the manufacture of machinery and instrumentation with worldwide production,
sales, and service branches.
The three Business Units Analyzing & Testing, Grinding & Dispersing and
Pumps & Systems provide tailored solutions for highest-level needs. Over
3,000 employees at 163 sales and production centers in 28 countries across
the globe guarantee that expert service is never far from our customers.

www.netzsch.com/n13229

NETZSCH-Gertebau GmbH
Wittelsbacherstrae 42
95100 Selb
Germany
Tel.: +49 9287 881-0
Fax: +49 9287 881 505
at@netzsch.com

NGB Thermal Insulation Materials EN 500 0214 LH Technical specifications are subject to change.

When it comes to Thermal Analysis, Calorimetry (adiabatic & reaction) and the
determination of Thermophysical Properties, NETZSCH has it covered.
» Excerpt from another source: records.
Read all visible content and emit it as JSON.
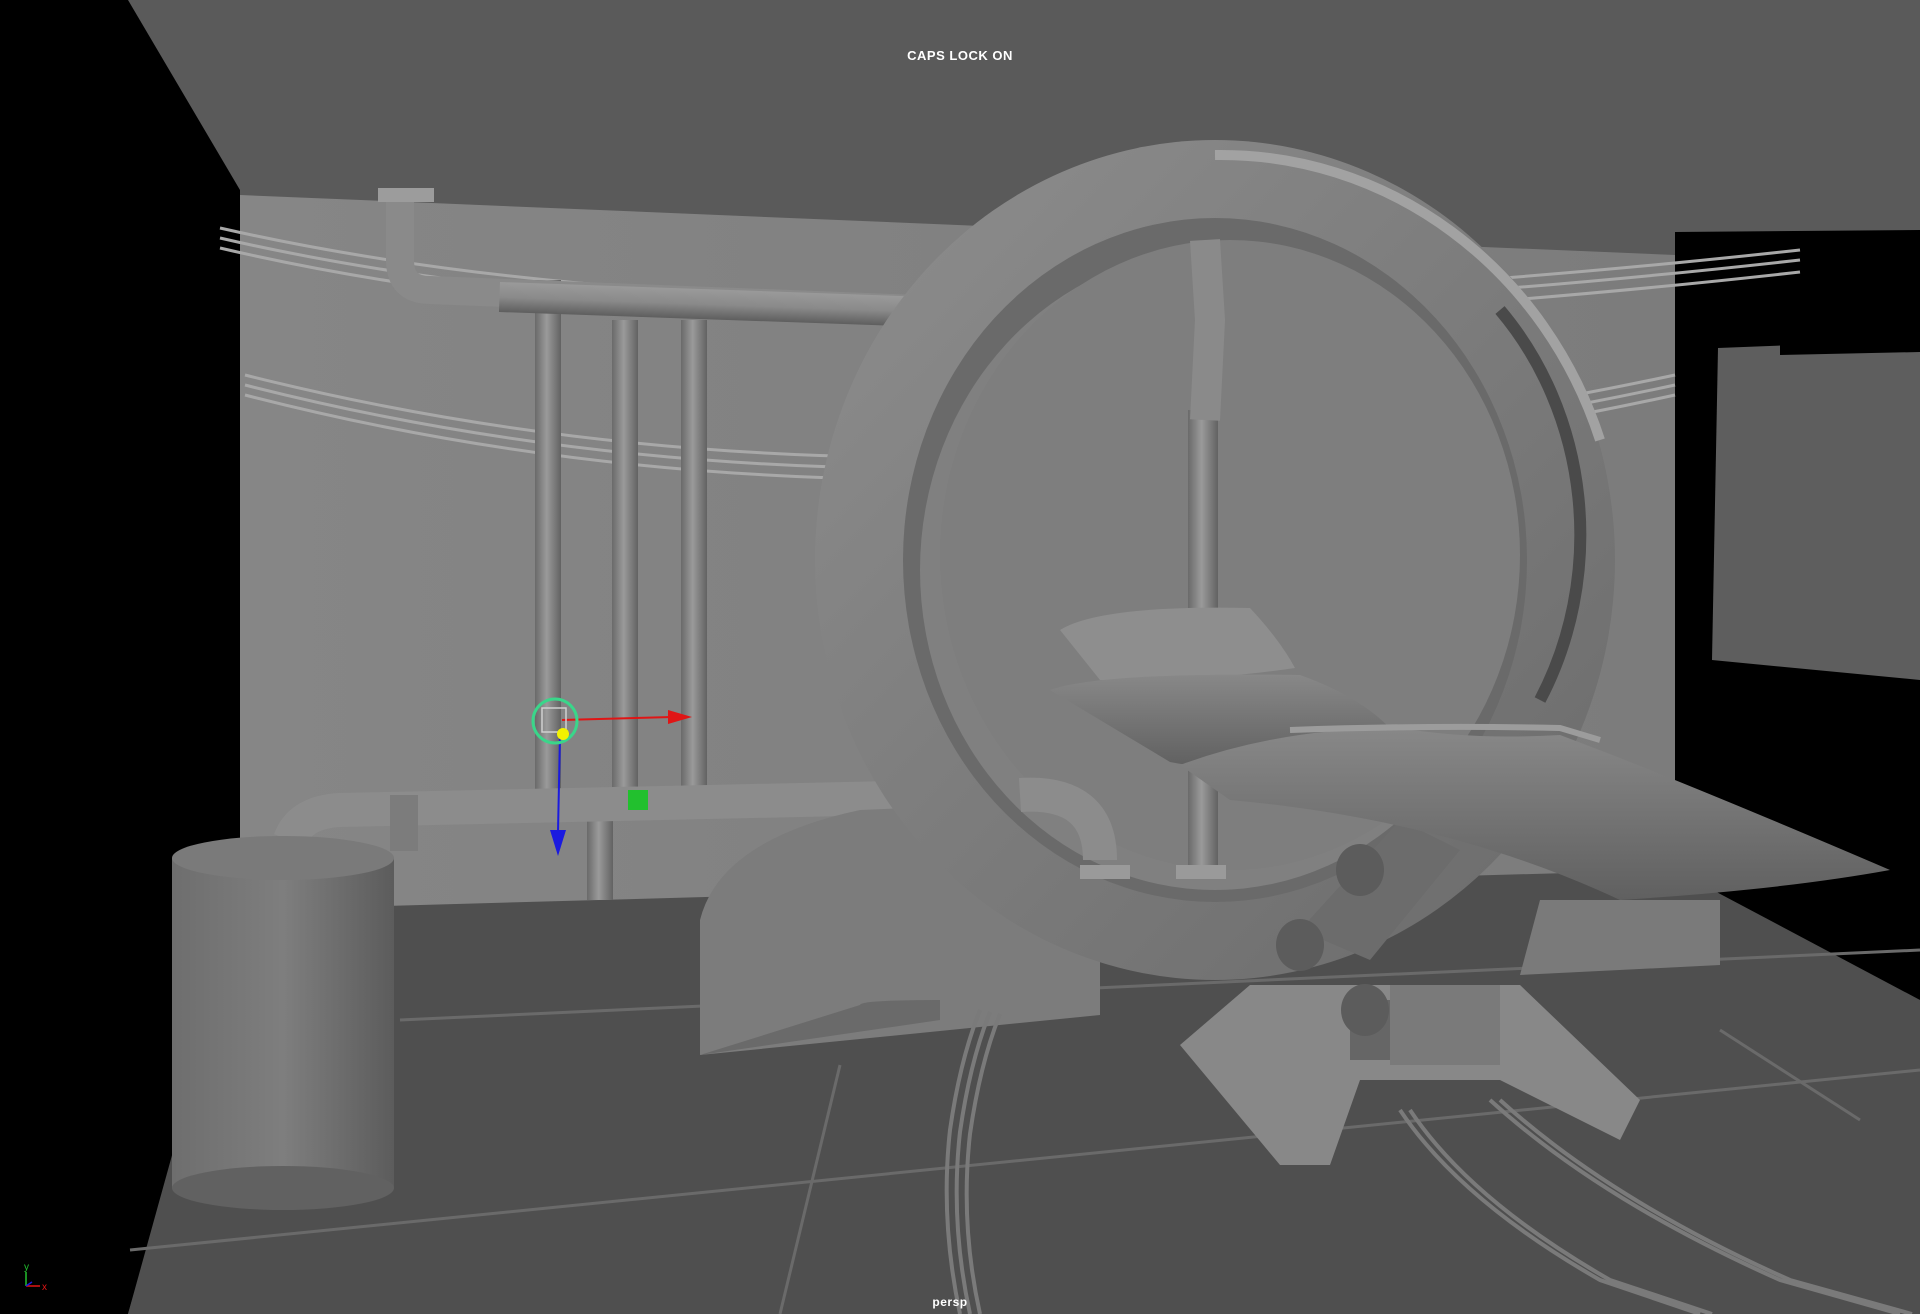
{
  "viewport": {
    "status_message": "CAPS LOCK ON",
    "camera_name": "persp",
    "axis_labels": {
      "y": "y",
      "x": "x"
    }
  },
  "colors": {
    "background": "#5a5a5a",
    "wall": "#7a7a7a",
    "floor": "#4e4e4e",
    "model_light": "#909090",
    "model_mid": "#6e6e6e",
    "model_dark": "#454545",
    "void": "#000000",
    "manip_x": "#e01515",
    "manip_y": "#1a1ae0",
    "manip_z": "#22c02e",
    "manip_center": "#f2f200",
    "manip_ring": "#3ad68a"
  },
  "icons": {
    "axis_indicator": "axis-gizmo-icon",
    "move_manipulator": "move-tool-manipulator-icon"
  }
}
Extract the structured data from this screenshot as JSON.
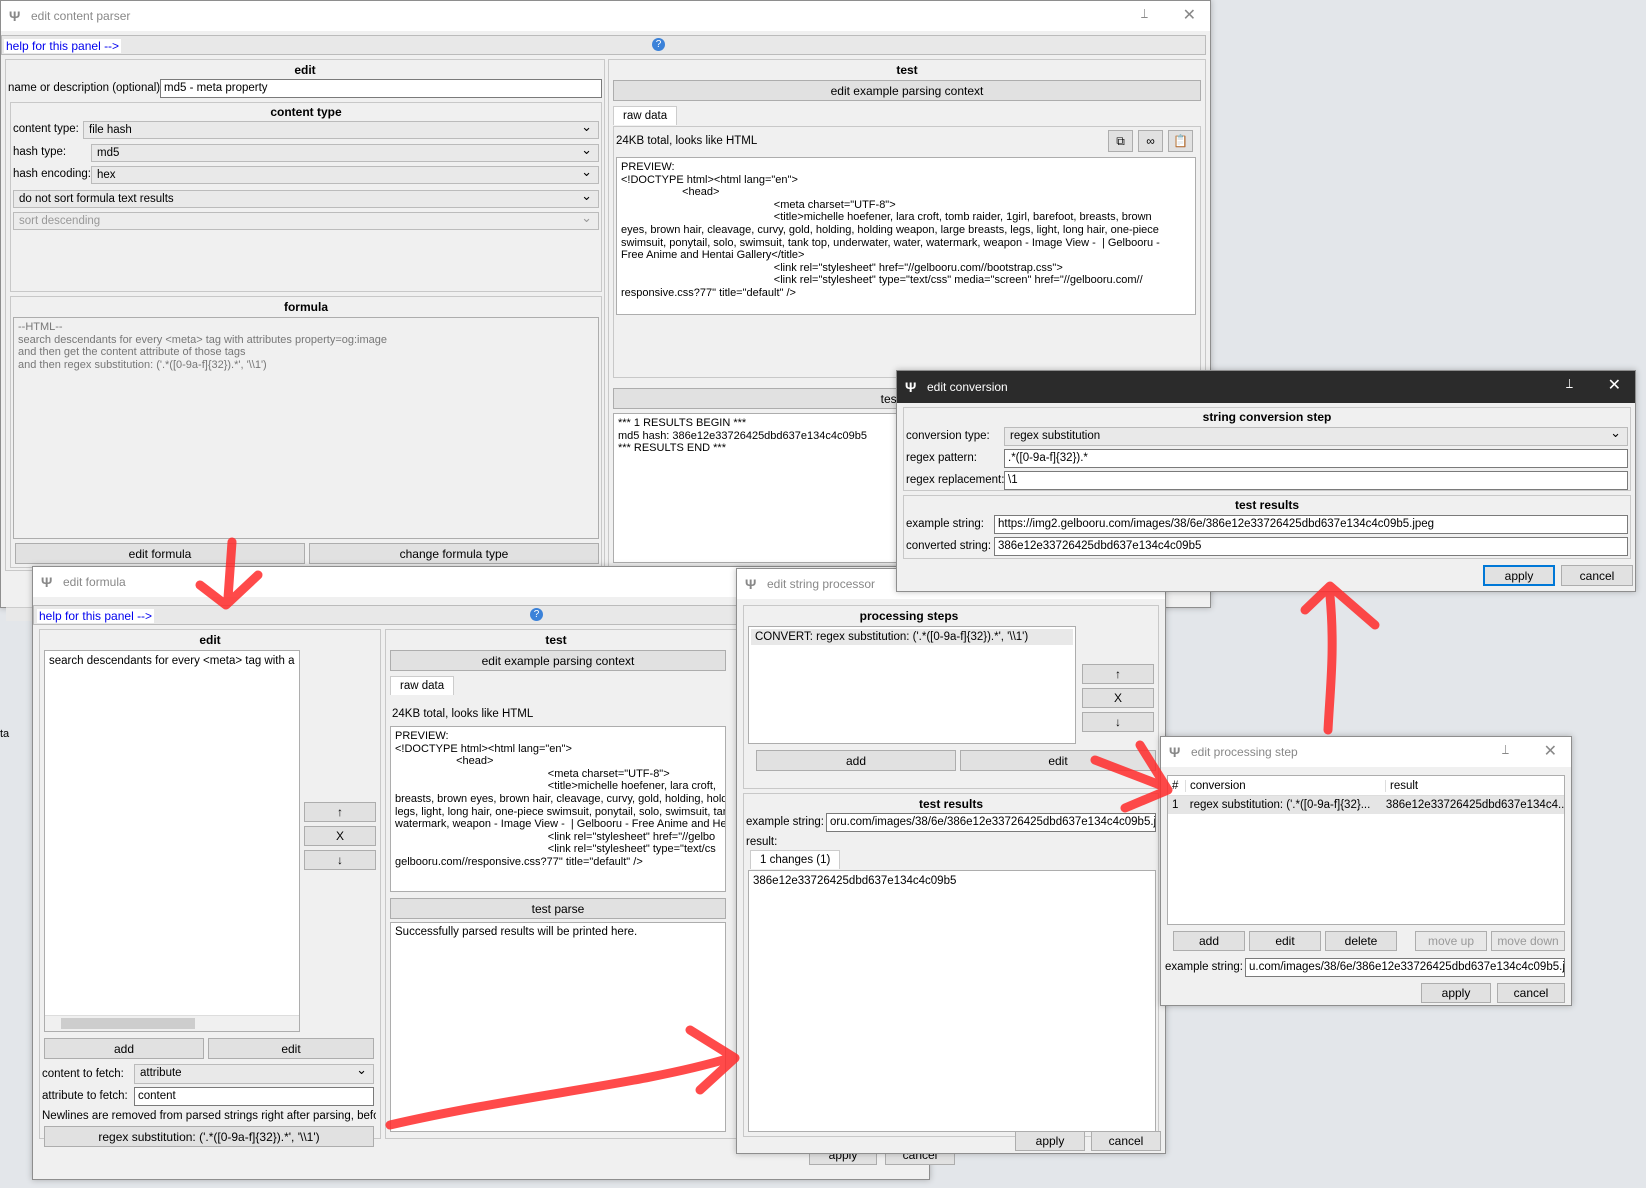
{
  "main": {
    "title": "edit content parser",
    "help": "help for this panel -->",
    "edit_header": "edit",
    "name_label": "name or description (optional):",
    "name_value": "md5 - meta property",
    "content_type_header": "content type",
    "content_type_label": "content type:",
    "content_type_value": "file hash",
    "hash_type_label": "hash type:",
    "hash_type_value": "md5",
    "hash_encoding_label": "hash encoding:",
    "hash_encoding_value": "hex",
    "sort_value": "do not sort formula text results",
    "sort_dir_value": "sort descending",
    "formula_header": "formula",
    "formula_text": "--HTML--\nsearch descendants for every <meta> tag with attributes property=og:image\nand then get the content attribute of those tags\nand then regex substitution: ('.*([0-9a-f]{32}).*', '\\\\1')",
    "edit_formula_btn": "edit formula",
    "change_formula_type_btn": "change formula type",
    "test_header": "test",
    "edit_context_btn": "edit example parsing context",
    "raw_tab": "raw data",
    "size_text": "24KB total, looks like HTML",
    "preview": "PREVIEW:\n<!DOCTYPE html><html lang=\"en\">\n                    <head>\n                                                  <meta charset=\"UTF-8\">\n                                                  <title>michelle hoefener, lara croft, tomb raider, 1girl, barefoot, breasts, brown\neyes, brown hair, cleavage, curvy, gold, holding, holding weapon, large breasts, legs, light, long hair, one-piece\nswimsuit, ponytail, solo, swimsuit, tank top, underwater, water, watermark, weapon - Image View -  | Gelbooru -\nFree Anime and Hentai Gallery</title>\n                                                  <link rel=\"stylesheet\" href=\"//gelbooru.com//bootstrap.css\">\n                                                  <link rel=\"stylesheet\" type=\"text/css\" media=\"screen\" href=\"//gelbooru.com//\nresponsive.css?77\" title=\"default\" />",
    "test_parse_btn": "test parse",
    "results": "*** 1 RESULTS BEGIN ***\nmd5 hash: 386e12e33726425dbd637e134c4c09b5\n*** RESULTS END ***",
    "cancel_partial": "ncel"
  },
  "formula": {
    "title": "edit formula",
    "help": "help for this panel -->",
    "edit_header": "edit",
    "list_item": "search descendants for every <meta> tag with a",
    "up": "↑",
    "x": "X",
    "down": "↓",
    "add_btn": "add",
    "edit_btn": "edit",
    "content_fetch_label": "content to fetch:",
    "content_fetch_value": "attribute",
    "attr_fetch_label": "attribute to fetch:",
    "attr_fetch_value": "content",
    "newline_note": "Newlines are removed from parsed strings right after parsing, befor...",
    "regex_btn": "regex substitution: ('.*([0-9a-f]{32}).*', '\\\\1')",
    "test_header": "test",
    "edit_context_btn": "edit example parsing context",
    "raw_tab": "raw data",
    "size_text": "24KB total, looks like HTML",
    "preview": "PREVIEW:\n<!DOCTYPE html><html lang=\"en\">\n                    <head>\n                                                  <meta charset=\"UTF-8\">\n                                                  <title>michelle hoefener, lara croft,\nbreasts, brown eyes, brown hair, cleavage, curvy, gold, holding, hold\nlegs, light, long hair, one-piece swimsuit, ponytail, solo, swimsuit, tank\nwatermark, weapon - Image View -  | Gelbooru - Free Anime and Hent\n                                                  <link rel=\"stylesheet\" href=\"//gelbo\n                                                  <link rel=\"stylesheet\" type=\"text/cs\ngelbooru.com//responsive.css?77\" title=\"default\" />",
    "test_parse_btn": "test parse",
    "results": "Successfully parsed results will be printed here.",
    "apply": "apply",
    "cancel": "cancel",
    "side_label": "ta"
  },
  "strproc": {
    "title": "edit string processor",
    "steps_header": "processing steps",
    "step_item": "CONVERT: regex substitution: ('.*([0-9a-f]{32}).*', '\\\\1')",
    "up": "↑",
    "x": "X",
    "down": "↓",
    "add_btn": "add",
    "edit_btn": "edit",
    "test_header": "test results",
    "example_label": "example string:",
    "example_value": "oru.com/images/38/6e/386e12e33726425dbd637e134c4c09b5.jpeg",
    "result_label": "result:",
    "changes_tab": "1 changes (1)",
    "result_value": "386e12e33726425dbd637e134c4c09b5",
    "apply": "apply",
    "cancel": "cancel"
  },
  "conversion": {
    "title": "edit conversion",
    "header": "string conversion step",
    "type_label": "conversion type:",
    "type_value": "regex substitution",
    "pattern_label": "regex pattern:",
    "pattern_value": ".*([0-9a-f]{32}).*",
    "replacement_label": "regex replacement:",
    "replacement_value": "\\1",
    "test_header": "test results",
    "example_label": "example string:",
    "example_value": "https://img2.gelbooru.com/images/38/6e/386e12e33726425dbd637e134c4c09b5.jpeg",
    "converted_label": "converted string:",
    "converted_value": "386e12e33726425dbd637e134c4c09b5",
    "apply": "apply",
    "cancel": "cancel"
  },
  "step": {
    "title": "edit processing step",
    "col_num": "#",
    "col_conv": "conversion",
    "col_result": "result",
    "row_num": "1",
    "row_conv": "regex substitution: ('.*([0-9a-f]{32}...",
    "row_result": "386e12e33726425dbd637e134c4...",
    "add_btn": "add",
    "edit_btn": "edit",
    "delete_btn": "delete",
    "move_up_btn": "move up",
    "move_down_btn": "move down",
    "example_label": "example string:",
    "example_value": "u.com/images/38/6e/386e12e33726425dbd637e134c4c09b5.jpeg",
    "apply": "apply",
    "cancel": "cancel"
  },
  "colors": {
    "arrow": "#ff2a2a",
    "active_titlebar": "#2b2b2b",
    "accent": "#0078d7"
  }
}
Our 50 years
of applications experience, broad state-of-the-art product line and comprehensive
service offerings ensure that our solutions will not only meet your every requirement
but also exceed your every expectation.